Singapore, officially the State of Singapore (Malay: Negeri Singapura), was one of the 14 states of Malaysia from 1963 to 1965.

When did Singapore officially became a part of Malaysia?

Malaysia – constituting the Federation of Malaya, Singapore, North Borneo and Sarawak – was officially formed on 16 September 1963. Singapore became part of Malaysia with the signing of the Proclamation (in English, Chinese, Malay and Tamil) by the then Prime Minister Lee Kuan Yew, on behalf of the people of Singapore.

What is the relationship between Singapore and Malaysia?

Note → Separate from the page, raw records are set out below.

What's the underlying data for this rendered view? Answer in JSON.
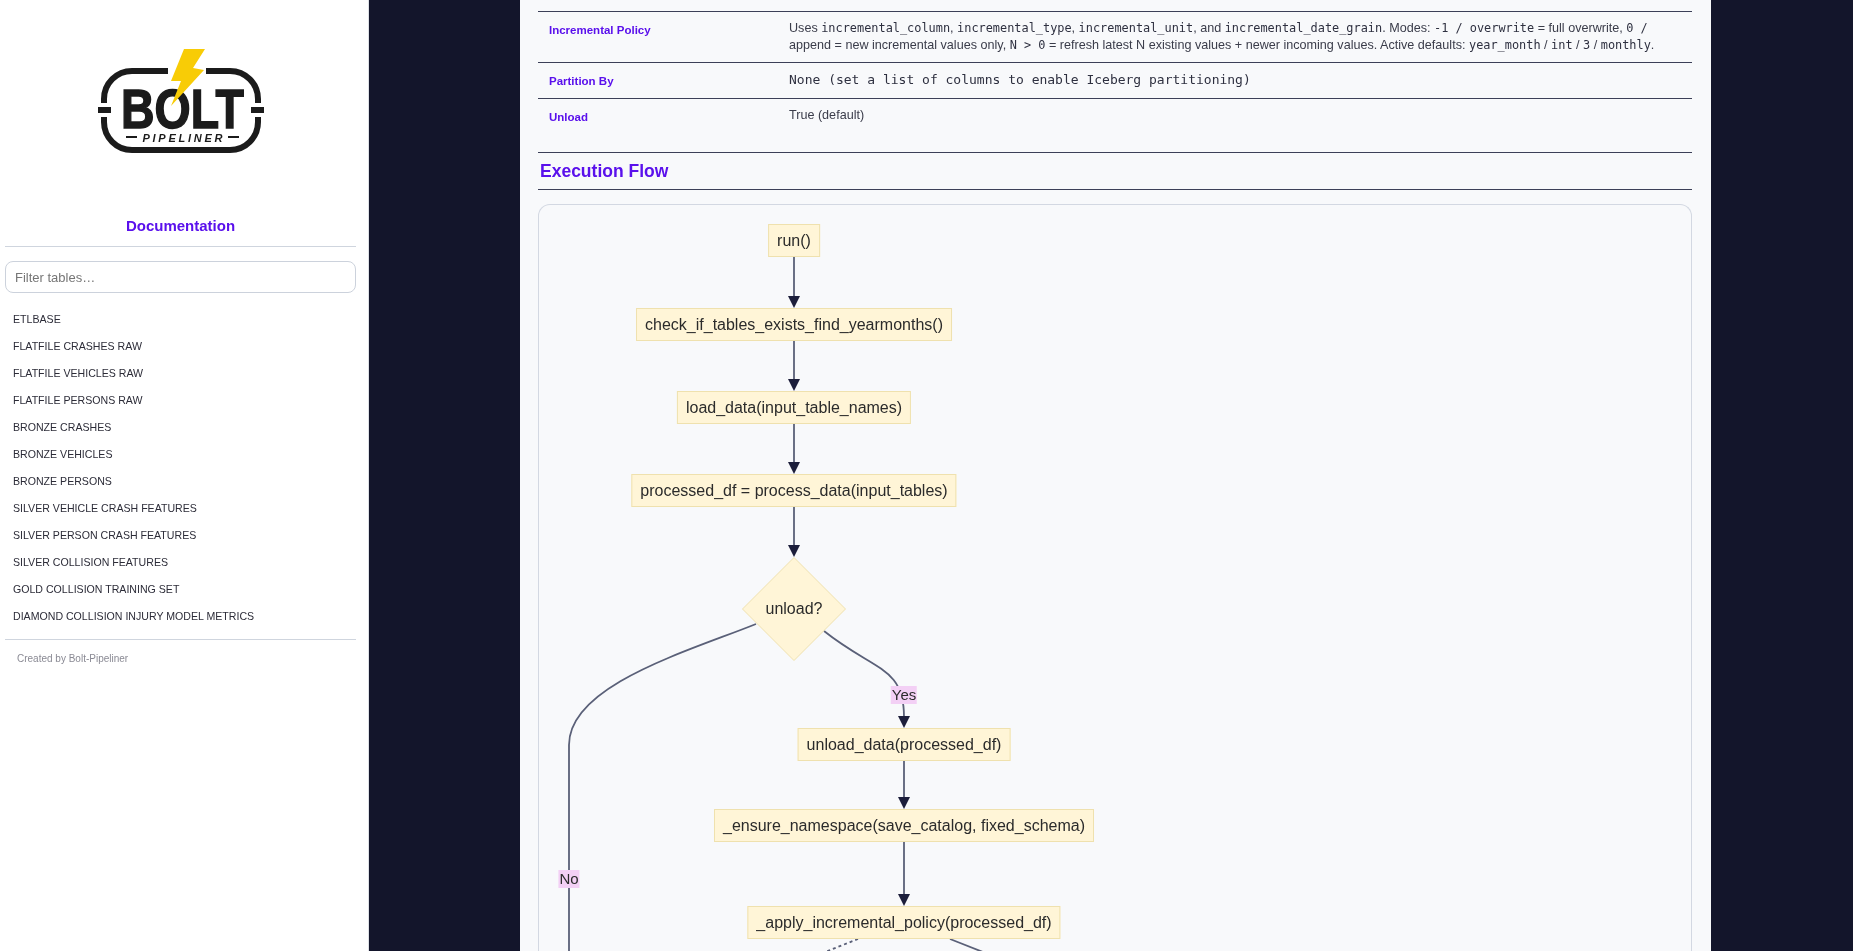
{
  "sidebar": {
    "logo": {
      "title": "BOLT",
      "subtitle": "PIPELINER"
    },
    "heading": "Documentation",
    "filter": {
      "placeholder": "Filter tables…"
    },
    "items": [
      {
        "label": "ETLBASE",
        "selected": false
      },
      {
        "label": "FLATFILE CRASHES RAW",
        "selected": false
      },
      {
        "label": "FLATFILE VEHICLES RAW",
        "selected": false
      },
      {
        "label": "FLATFILE PERSONS RAW",
        "selected": false
      },
      {
        "label": "BRONZE CRASHES",
        "selected": false
      },
      {
        "label": "BRONZE VEHICLES",
        "selected": false
      },
      {
        "label": "BRONZE PERSONS",
        "selected": false
      },
      {
        "label": "SILVER VEHICLE CRASH FEATURES",
        "selected": false
      },
      {
        "label": "SILVER PERSON CRASH FEATURES",
        "selected": false
      },
      {
        "label": "SILVER COLLISION FEATURES",
        "selected": false
      },
      {
        "label": "GOLD COLLISION TRAINING SET",
        "selected": false
      },
      {
        "label": "DIAMOND COLLISION INJURY MODEL METRICS",
        "selected": false
      }
    ],
    "footer": "Created by Bolt-Pipeliner"
  },
  "main": {
    "properties": [
      {
        "label": "Incremental Policy",
        "value": [
          {
            "text": "Uses ",
            "code": false
          },
          {
            "text": "incremental_column",
            "code": true
          },
          {
            "text": ", ",
            "code": false
          },
          {
            "text": "incremental_type",
            "code": true
          },
          {
            "text": ", ",
            "code": false
          },
          {
            "text": "incremental_unit",
            "code": true
          },
          {
            "text": ", and ",
            "code": false
          },
          {
            "text": "incremental_date_grain",
            "code": true
          },
          {
            "text": ". Modes: ",
            "code": false
          },
          {
            "text": "-1 / overwrite",
            "code": true
          },
          {
            "text": " = full overwrite, ",
            "code": false
          },
          {
            "text": "0 /",
            "code": true
          },
          {
            "text": " append = new incremental values only, ",
            "code": false
          },
          {
            "text": "N > 0",
            "code": true
          },
          {
            "text": " = refresh latest N existing values + newer incoming values. Active defaults: ",
            "code": false
          },
          {
            "text": "year_month",
            "code": true
          },
          {
            "text": " / ",
            "code": false
          },
          {
            "text": "int",
            "code": true
          },
          {
            "text": " / ",
            "code": false
          },
          {
            "text": "3",
            "code": true
          },
          {
            "text": " / ",
            "code": false
          },
          {
            "text": "monthly",
            "code": true
          },
          {
            "text": ".",
            "code": false
          }
        ]
      },
      {
        "label": "Partition By",
        "value": [
          {
            "text": "None (set a list of columns to enable Iceberg partitioning)",
            "code": true
          }
        ]
      },
      {
        "label": "Unload",
        "value": [
          {
            "text": "True (default)",
            "code": false
          }
        ]
      }
    ],
    "section_title": "Execution Flow",
    "flow": {
      "nodes": [
        {
          "kind": "process",
          "label": "run()"
        },
        {
          "kind": "process",
          "label": "check_if_tables_exists_find_yearmonths()"
        },
        {
          "kind": "process",
          "label": "load_data(input_table_names)"
        },
        {
          "kind": "process",
          "label": "processed_df = process_data(input_tables)"
        },
        {
          "kind": "decision",
          "label": "unload?"
        },
        {
          "kind": "process",
          "label": "unload_data(processed_df)"
        },
        {
          "kind": "process",
          "label": "_ensure_namespace(save_catalog, fixed_schema)"
        },
        {
          "kind": "process",
          "label": "_apply_incremental_policy(processed_df)"
        }
      ],
      "edges": [
        {
          "dashed": false
        },
        {
          "dashed": false
        },
        {
          "dashed": false
        },
        {
          "dashed": false
        },
        {
          "label": "Yes",
          "dashed": false
        },
        {
          "dashed": false
        },
        {
          "dashed": false
        },
        {
          "label": "No",
          "dashed": false
        },
        {
          "dashed": true
        },
        {
          "dashed": false
        }
      ]
    }
  }
}
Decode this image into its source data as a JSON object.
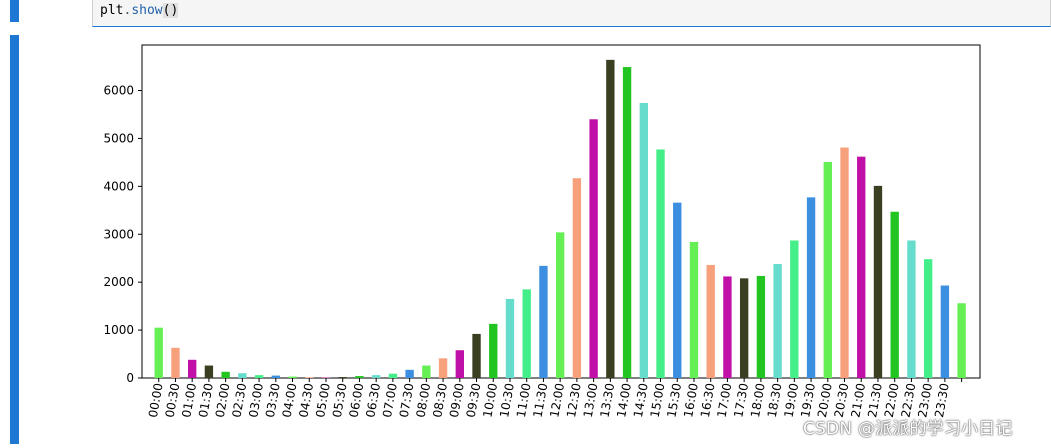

Singapore and Malaysia have a long-standing, broad and multifaceted relationship. Bilateral trade, investment, and tourism ties are robust. There are regular high-level exchanges such as the Leaders’ Retreat, Joint Ministerial Committee (JMC) meetings on Iskandar Malaysia, and Ministerial level visits.